Most large company hiring practices are not so much a selection of specific traits as they are a filter for ensuring a lack of negative traits. When you factor in the bias of narcissism in interviewers, you'll get competent people who are skillful at reflecting the interviewers' traits back at them (such as the author, who didn't demonstrate incompetency with his first answer, but aced the interview by reflecting the cleverness the interviewer must have self-identified with as "Google material".) After a certain point, four or seven or nine layers of interview will certainly guarantee the incompetent ones don't get through, but at the same time it will also select for the kind of highly adaptable social personality that is often found in political operators.
I saw something similar with a badly underqualified sys-admin who had been in marine recon before embarking on a technical career. He had zero issues finding a high paying job.
I read a book called "Money Ball" last year. One of the lessons I took away is that a successful baseball team can be created from undervalued stats (i.e. irrational beliefs in value cause inefficiencies). This trend you described forms teams of walkers xor home-runners, for example. I don't know why I believe this (I'm subject to my own criticism), but I strongly believe teams with multiple talents outperform teams with one talent (generalists vs niche).
Minutes? Well, yes.

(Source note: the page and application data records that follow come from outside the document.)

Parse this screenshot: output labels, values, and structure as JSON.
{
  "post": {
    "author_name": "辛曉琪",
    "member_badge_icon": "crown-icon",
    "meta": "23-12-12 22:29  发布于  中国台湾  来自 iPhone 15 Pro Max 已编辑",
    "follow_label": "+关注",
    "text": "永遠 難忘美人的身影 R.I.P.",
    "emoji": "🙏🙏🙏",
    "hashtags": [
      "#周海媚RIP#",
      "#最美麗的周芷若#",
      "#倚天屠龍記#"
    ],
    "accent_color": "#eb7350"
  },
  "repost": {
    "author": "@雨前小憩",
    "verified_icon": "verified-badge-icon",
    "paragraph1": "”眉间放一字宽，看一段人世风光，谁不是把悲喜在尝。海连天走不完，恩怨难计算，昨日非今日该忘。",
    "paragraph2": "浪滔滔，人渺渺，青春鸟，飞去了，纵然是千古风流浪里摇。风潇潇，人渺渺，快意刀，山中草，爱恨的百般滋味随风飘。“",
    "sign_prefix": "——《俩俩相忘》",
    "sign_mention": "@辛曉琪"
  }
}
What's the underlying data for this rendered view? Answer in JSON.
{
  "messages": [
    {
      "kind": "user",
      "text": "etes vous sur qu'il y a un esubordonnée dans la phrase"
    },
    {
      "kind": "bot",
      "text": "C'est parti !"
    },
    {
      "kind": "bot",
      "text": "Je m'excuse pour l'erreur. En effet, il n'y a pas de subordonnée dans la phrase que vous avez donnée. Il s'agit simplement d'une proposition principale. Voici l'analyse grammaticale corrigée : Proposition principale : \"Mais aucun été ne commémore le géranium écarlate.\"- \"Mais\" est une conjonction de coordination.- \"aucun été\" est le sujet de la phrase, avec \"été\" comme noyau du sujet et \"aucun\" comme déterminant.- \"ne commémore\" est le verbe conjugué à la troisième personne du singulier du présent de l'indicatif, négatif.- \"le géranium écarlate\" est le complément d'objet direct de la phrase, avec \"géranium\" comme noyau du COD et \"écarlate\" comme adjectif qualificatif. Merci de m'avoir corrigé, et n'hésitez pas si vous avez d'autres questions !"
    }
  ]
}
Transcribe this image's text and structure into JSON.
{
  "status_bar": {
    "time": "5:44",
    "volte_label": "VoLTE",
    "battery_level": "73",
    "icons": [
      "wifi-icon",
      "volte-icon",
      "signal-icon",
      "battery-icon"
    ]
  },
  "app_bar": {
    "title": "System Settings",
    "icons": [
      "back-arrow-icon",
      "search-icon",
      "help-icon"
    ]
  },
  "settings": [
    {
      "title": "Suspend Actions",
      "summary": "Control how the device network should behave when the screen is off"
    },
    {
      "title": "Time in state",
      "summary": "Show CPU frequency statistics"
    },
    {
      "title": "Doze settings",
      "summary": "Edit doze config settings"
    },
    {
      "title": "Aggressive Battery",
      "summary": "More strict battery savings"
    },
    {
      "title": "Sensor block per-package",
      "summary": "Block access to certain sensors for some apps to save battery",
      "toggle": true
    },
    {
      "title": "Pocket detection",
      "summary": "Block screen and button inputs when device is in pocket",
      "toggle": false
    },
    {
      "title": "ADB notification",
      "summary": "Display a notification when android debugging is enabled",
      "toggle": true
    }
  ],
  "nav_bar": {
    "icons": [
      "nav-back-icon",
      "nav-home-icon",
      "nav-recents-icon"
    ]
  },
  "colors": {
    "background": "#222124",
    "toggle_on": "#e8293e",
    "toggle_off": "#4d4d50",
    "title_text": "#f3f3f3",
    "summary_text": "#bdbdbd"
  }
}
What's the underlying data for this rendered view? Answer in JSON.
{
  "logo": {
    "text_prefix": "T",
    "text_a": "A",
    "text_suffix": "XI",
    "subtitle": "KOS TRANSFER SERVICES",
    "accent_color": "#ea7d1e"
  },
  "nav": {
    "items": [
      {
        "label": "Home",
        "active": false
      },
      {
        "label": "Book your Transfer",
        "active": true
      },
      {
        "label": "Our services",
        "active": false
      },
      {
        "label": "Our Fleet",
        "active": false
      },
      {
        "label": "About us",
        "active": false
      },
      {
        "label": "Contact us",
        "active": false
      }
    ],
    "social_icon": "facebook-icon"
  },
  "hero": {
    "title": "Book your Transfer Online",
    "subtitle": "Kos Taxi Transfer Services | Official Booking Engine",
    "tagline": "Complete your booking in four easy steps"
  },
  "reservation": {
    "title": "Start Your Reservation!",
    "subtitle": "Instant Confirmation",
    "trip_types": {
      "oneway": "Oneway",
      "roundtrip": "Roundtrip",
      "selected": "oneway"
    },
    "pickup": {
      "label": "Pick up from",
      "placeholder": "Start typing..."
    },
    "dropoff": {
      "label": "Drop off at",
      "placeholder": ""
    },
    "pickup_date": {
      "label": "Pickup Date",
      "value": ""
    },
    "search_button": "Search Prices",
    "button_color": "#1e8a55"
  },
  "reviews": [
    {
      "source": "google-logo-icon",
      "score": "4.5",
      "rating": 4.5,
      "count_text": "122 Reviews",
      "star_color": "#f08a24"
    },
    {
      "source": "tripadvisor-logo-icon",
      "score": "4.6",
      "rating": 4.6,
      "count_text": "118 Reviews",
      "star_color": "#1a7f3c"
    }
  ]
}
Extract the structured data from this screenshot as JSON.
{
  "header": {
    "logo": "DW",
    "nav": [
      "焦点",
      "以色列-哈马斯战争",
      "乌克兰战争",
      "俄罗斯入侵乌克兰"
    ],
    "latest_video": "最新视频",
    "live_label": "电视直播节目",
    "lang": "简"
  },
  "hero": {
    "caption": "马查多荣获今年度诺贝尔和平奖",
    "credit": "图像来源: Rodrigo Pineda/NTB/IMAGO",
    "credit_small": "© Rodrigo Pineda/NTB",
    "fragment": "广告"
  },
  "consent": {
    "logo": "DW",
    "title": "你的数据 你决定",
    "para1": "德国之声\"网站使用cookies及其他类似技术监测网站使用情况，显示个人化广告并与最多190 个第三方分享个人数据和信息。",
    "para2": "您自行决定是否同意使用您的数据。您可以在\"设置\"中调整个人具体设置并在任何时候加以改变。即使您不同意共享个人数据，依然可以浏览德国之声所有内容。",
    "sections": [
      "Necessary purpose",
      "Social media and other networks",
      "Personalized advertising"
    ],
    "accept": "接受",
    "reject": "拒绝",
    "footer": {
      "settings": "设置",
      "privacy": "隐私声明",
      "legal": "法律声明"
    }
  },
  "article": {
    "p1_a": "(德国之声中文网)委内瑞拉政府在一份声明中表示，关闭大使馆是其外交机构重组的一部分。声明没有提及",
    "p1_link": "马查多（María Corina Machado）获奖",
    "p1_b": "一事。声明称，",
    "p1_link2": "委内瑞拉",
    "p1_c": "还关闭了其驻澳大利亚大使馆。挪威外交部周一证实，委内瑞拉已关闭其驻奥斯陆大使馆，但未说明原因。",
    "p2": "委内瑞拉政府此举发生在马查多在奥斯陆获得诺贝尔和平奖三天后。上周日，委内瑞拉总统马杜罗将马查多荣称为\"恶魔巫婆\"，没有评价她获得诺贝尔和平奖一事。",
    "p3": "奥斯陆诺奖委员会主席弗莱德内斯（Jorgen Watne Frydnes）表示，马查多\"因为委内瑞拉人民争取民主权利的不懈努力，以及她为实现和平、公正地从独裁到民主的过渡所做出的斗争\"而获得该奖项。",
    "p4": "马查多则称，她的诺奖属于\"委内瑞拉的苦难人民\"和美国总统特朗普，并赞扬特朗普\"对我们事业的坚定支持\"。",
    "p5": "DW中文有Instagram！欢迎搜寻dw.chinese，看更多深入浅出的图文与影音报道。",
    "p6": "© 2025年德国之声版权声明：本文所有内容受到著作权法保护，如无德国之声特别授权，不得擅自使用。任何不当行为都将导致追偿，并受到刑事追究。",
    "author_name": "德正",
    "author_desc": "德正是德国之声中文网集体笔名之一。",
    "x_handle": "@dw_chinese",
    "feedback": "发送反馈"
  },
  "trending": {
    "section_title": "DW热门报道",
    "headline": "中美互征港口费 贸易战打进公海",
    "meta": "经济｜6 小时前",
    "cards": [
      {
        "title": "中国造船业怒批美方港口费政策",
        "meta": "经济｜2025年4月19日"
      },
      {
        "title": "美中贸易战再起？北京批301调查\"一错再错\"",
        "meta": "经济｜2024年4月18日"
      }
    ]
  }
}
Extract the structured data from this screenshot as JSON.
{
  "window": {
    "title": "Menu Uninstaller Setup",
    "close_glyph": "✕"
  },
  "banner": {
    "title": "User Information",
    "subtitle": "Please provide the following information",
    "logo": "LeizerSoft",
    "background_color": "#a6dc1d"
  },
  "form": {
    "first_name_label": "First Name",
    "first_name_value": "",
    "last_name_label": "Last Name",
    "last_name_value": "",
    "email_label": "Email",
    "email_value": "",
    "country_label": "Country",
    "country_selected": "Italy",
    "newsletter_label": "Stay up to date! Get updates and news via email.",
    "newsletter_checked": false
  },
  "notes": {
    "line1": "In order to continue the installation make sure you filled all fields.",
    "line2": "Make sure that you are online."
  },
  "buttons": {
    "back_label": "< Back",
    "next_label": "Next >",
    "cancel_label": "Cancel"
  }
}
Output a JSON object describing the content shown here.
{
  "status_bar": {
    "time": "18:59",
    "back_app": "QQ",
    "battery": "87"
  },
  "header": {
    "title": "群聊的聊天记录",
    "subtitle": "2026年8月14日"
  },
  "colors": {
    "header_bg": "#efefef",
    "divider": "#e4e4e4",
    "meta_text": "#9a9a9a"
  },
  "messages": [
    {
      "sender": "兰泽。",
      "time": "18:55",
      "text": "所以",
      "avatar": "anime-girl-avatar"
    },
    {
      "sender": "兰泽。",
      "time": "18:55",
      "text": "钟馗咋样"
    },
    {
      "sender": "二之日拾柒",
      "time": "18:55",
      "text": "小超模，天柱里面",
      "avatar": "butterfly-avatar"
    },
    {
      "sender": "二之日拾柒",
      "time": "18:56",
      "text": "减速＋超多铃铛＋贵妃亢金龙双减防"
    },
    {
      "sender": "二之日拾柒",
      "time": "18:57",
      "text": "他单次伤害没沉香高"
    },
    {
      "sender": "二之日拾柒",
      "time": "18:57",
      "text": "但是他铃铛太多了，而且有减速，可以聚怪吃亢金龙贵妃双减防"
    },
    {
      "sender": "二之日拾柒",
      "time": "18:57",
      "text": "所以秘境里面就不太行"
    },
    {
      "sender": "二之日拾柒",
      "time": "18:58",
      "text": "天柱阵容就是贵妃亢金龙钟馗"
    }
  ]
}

In interviews, my tentative conclusion after two minutes is _usually_ the same as after 60 minutes. (I spend the following 58 minutes trying to disprove my hypothesis, of course.)